Training given to servers about date-rape drugs | NevadaAppeal.com

Training given to servers about date-rape drugs

by Sheila Gardner

MINDEN – The Family Support Council is offering training to owners and employees of bars and restaurants on how to recognize whether their customers may have been slipped harmful narcotics known as date-rape drugs.

Orita Keebaugh, a domestic violence and sexual assault caseworker, said in the past few months, she and her colleagues have noticed an alarming rise in the number of women reporting sexual assaults preceded by the apparent ingestion of what they believed to be inexpensive drugs.

“You can buy them on the street at about the same cost as a high-end drink,” Keebaugh said. “For about $10, you usually can get two doses.”

She said the drugs include Rohypnol, GHB (gamma hydroxybutyric acid), Ketamine, Oxycontin and Ecstasy.

“We’re educating all the bartenders and drink servers in Douglas County on (the drugs’) names; street names; and the forms they come in, whether liquid or pills; and the symptoms of each drug,” Keebaugh said.

Keebaugh said six date-rape cases have been reported to the Family Support Council since September.

“Most people think of them as a problem in larger cities, and that’s true. But we’ve already had numerous cases in Douglas County, not only at the lake, but at several bars in this area,” Keebaugh said.

By training bartenders and drink servers, Keebaugh said caseworkers hope to prevent the incidents.

“We are making it very clear to these people that as drink servers or employers, that they are in no way responsible for date rapes in any shape or form. It’s the education we’re going for,” she said.

“If you have an individual come in you don’t know who sits down next to somebody, and you know you’ve served that woman maybe one or two drinks and she starts slurring her speech, acting confused or drowsy in an hypnotic state, you have an awareness.

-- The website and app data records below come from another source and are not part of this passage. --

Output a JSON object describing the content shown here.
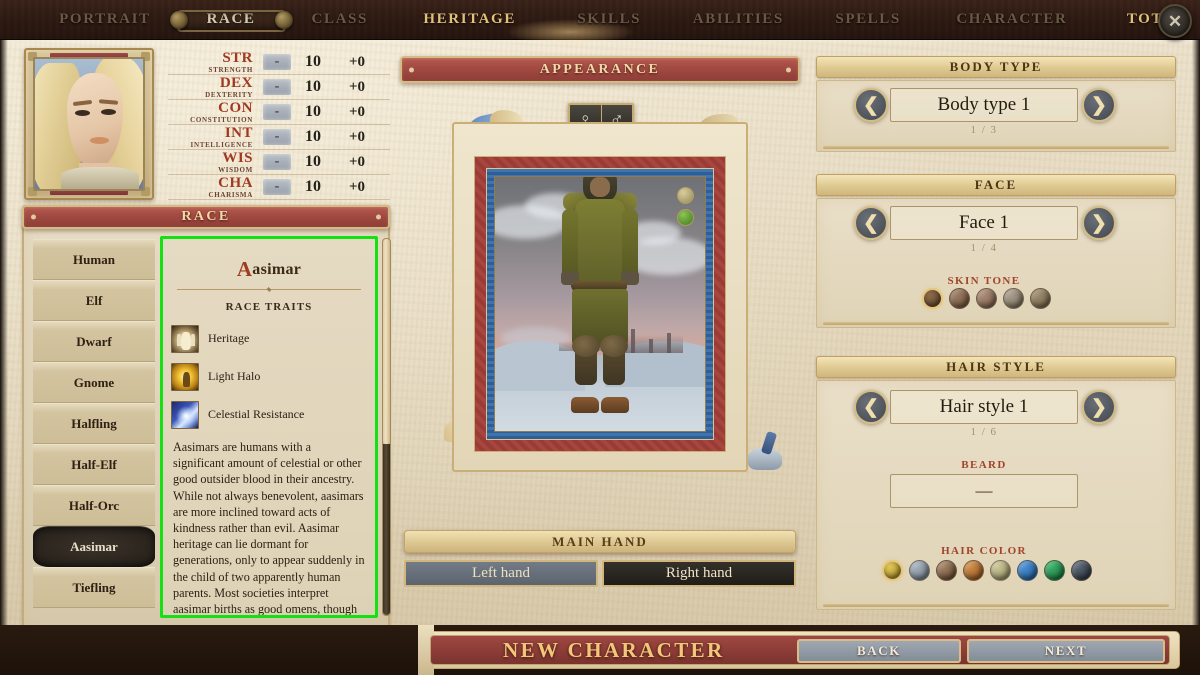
{
  "topbar": {
    "tabs": [
      {
        "label": "PORTRAIT",
        "state": "dim"
      },
      {
        "label": "RACE",
        "state": "active"
      },
      {
        "label": "CLASS",
        "state": "dim"
      },
      {
        "label": "HERITAGE",
        "state": "gold"
      },
      {
        "label": "SKILLS",
        "state": "dim"
      },
      {
        "label": "ABILITIES",
        "state": "dim"
      },
      {
        "label": "SPELLS",
        "state": "dim"
      },
      {
        "label": "CHARACTER",
        "state": "dim"
      },
      {
        "label": "TOTAL",
        "state": "gold"
      }
    ],
    "close_icon": "close-icon",
    "close_glyph": "✕"
  },
  "stats": {
    "rows": [
      {
        "abbr": "STR",
        "name": "STRENGTH",
        "minus": "-",
        "value": "10",
        "mod": "+0"
      },
      {
        "abbr": "DEX",
        "name": "DEXTERITY",
        "minus": "-",
        "value": "10",
        "mod": "+0"
      },
      {
        "abbr": "CON",
        "name": "CONSTITUTION",
        "minus": "-",
        "value": "10",
        "mod": "+0"
      },
      {
        "abbr": "INT",
        "name": "INTELLIGENCE",
        "minus": "-",
        "value": "10",
        "mod": "+0"
      },
      {
        "abbr": "WIS",
        "name": "WISDOM",
        "minus": "-",
        "value": "10",
        "mod": "+0"
      },
      {
        "abbr": "CHA",
        "name": "CHARISMA",
        "minus": "-",
        "value": "10",
        "mod": "+0"
      }
    ]
  },
  "race_section": {
    "banner_label": "RACE",
    "list": [
      {
        "label": "Human",
        "selected": false
      },
      {
        "label": "Elf",
        "selected": false
      },
      {
        "label": "Dwarf",
        "selected": false
      },
      {
        "label": "Gnome",
        "selected": false
      },
      {
        "label": "Halfling",
        "selected": false
      },
      {
        "label": "Half-Elf",
        "selected": false
      },
      {
        "label": "Half-Orc",
        "selected": false
      },
      {
        "label": "Aasimar",
        "selected": true
      },
      {
        "label": "Tiefling",
        "selected": false
      }
    ],
    "detail": {
      "title_dropcap": "A",
      "title_rest": "asimar",
      "traits_heading": "RACE TRAITS",
      "traits": [
        {
          "label": "Heritage",
          "icon": "heritage-icon"
        },
        {
          "label": "Light Halo",
          "icon": "light-halo-icon"
        },
        {
          "label": "Celestial Resistance",
          "icon": "celestial-resistance-icon"
        }
      ],
      "description": "Aasimars are humans with a significant amount of celestial or other good outsider blood in their ancestry. While not always benevolent, aasimars are more inclined toward acts of kindness rather than evil. Aasimar heritage can lie dormant for generations, only to appear suddenly in the child of two apparently human parents. Most societies interpret aasimar births as good omens, though it must be acknowledged that some aasimars take advantage of the"
    }
  },
  "appearance": {
    "banner_label": "APPEARANCE",
    "gender": {
      "female_glyph": "♀",
      "male_glyph": "♂",
      "selected": "female"
    },
    "view_dots": [
      {
        "name": "tan-view-dot",
        "color": "#b8a86f"
      },
      {
        "name": "green-view-dot",
        "color": "#5ea22e"
      }
    ]
  },
  "main_hand": {
    "banner_label": "MAIN HAND",
    "options": [
      {
        "label": "Left hand",
        "selected": false
      },
      {
        "label": "Right hand",
        "selected": true
      }
    ]
  },
  "customization": {
    "body_type": {
      "banner_label": "BODY TYPE",
      "value": "Body type 1",
      "counter": "1 / 3",
      "prev_glyph": "❮",
      "next_glyph": "❯"
    },
    "face": {
      "banner_label": "FACE",
      "value": "Face 1",
      "counter": "1 / 4",
      "prev_glyph": "❮",
      "next_glyph": "❯",
      "skin_tone_label": "SKIN TONE",
      "skin_tones": [
        {
          "color": "#6f5338",
          "selected": true
        },
        {
          "color": "#7d6048",
          "selected": false
        },
        {
          "color": "#8d705c",
          "selected": false
        },
        {
          "color": "#8d8172",
          "selected": false
        },
        {
          "color": "#82725a",
          "selected": false
        }
      ]
    },
    "hair_style": {
      "banner_label": "HAIR STYLE",
      "value": "Hair style 1",
      "counter": "1 / 6",
      "prev_glyph": "❮",
      "next_glyph": "❯",
      "beard_label": "BEARD",
      "beard_value": "—",
      "hair_color_label": "HAIR COLOR",
      "hair_colors": [
        {
          "color": "#c8ab3a",
          "selected": true
        },
        {
          "color": "#8b99a6",
          "selected": false
        },
        {
          "color": "#8a6a52",
          "selected": false
        },
        {
          "color": "#b5723a",
          "selected": false
        },
        {
          "color": "#b7b084",
          "selected": false
        },
        {
          "color": "#2f74bc",
          "selected": false
        },
        {
          "color": "#249150",
          "selected": false
        },
        {
          "color": "#3f4a57",
          "selected": false
        }
      ]
    }
  },
  "bottombar": {
    "title": "NEW CHARACTER",
    "back_label": "BACK",
    "next_label": "NEXT"
  }
}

That gives you an opportunity to walk up to the victim and say, ‘How are you doing tonight?’ You can address the situation right away,” she said.

Indications someone may have been slipped a date-rape drug include if the victim can’t remember what happened after she’d been drinking and if she feels like someone has had sex with her without her consent.

Other signs, Keebaugh said, are if the woman awakes feeling very hung over, intoxicated, paralyzed or nauseous.

Keebaugh said it can be challenging to get women to report date rape because the cases can be difficult to prove, or the victim feels responsible.

“These drugs don’t stay in the system for more than six or eight hours,” she said.

By the time the victim is alert enough to seek medical treatment, the drug may not show up in her system.

“She may be all torn up, and even if the perpetrator is known, all he has to do is claim it was consensual sex and she wanted it rough,” Keebaugh said.

“These drugs make the actions of the victims appear voluntary,” Keebaugh said. “Under their influence, it feels really good to be touched or to touch. There are instances where people see them leaving together and touching each other, doing all this stuff that makes it appear consensual.”

Keebaugh said the awareness training takes 20-30 minutes, and Family Support Council caseworkers will bring the program to restaurants.

“We’re really proud of these guys and gals who want us to come in,” she said. “These bartenders are looking out and protecting their customers.”

PREVENT RAPE

Family Support Council caseworkers say education is the best way to prevent date rape.

• “Limit you consumption,” said Orita Keebaugh.

• Don’t mix drinks.

• Make arrangements to leave with a friend. “Whether this is the most handsome man in the world, make sure your friend doesn’t leave with him,” Keebaugh said.

• Never leave drinks unattended

• Always report rapes and attempted rapes

The Family Support Council operates a 24-hour crisis line at 782-8692. To schedule training, contact Keebaugh at 782-8692.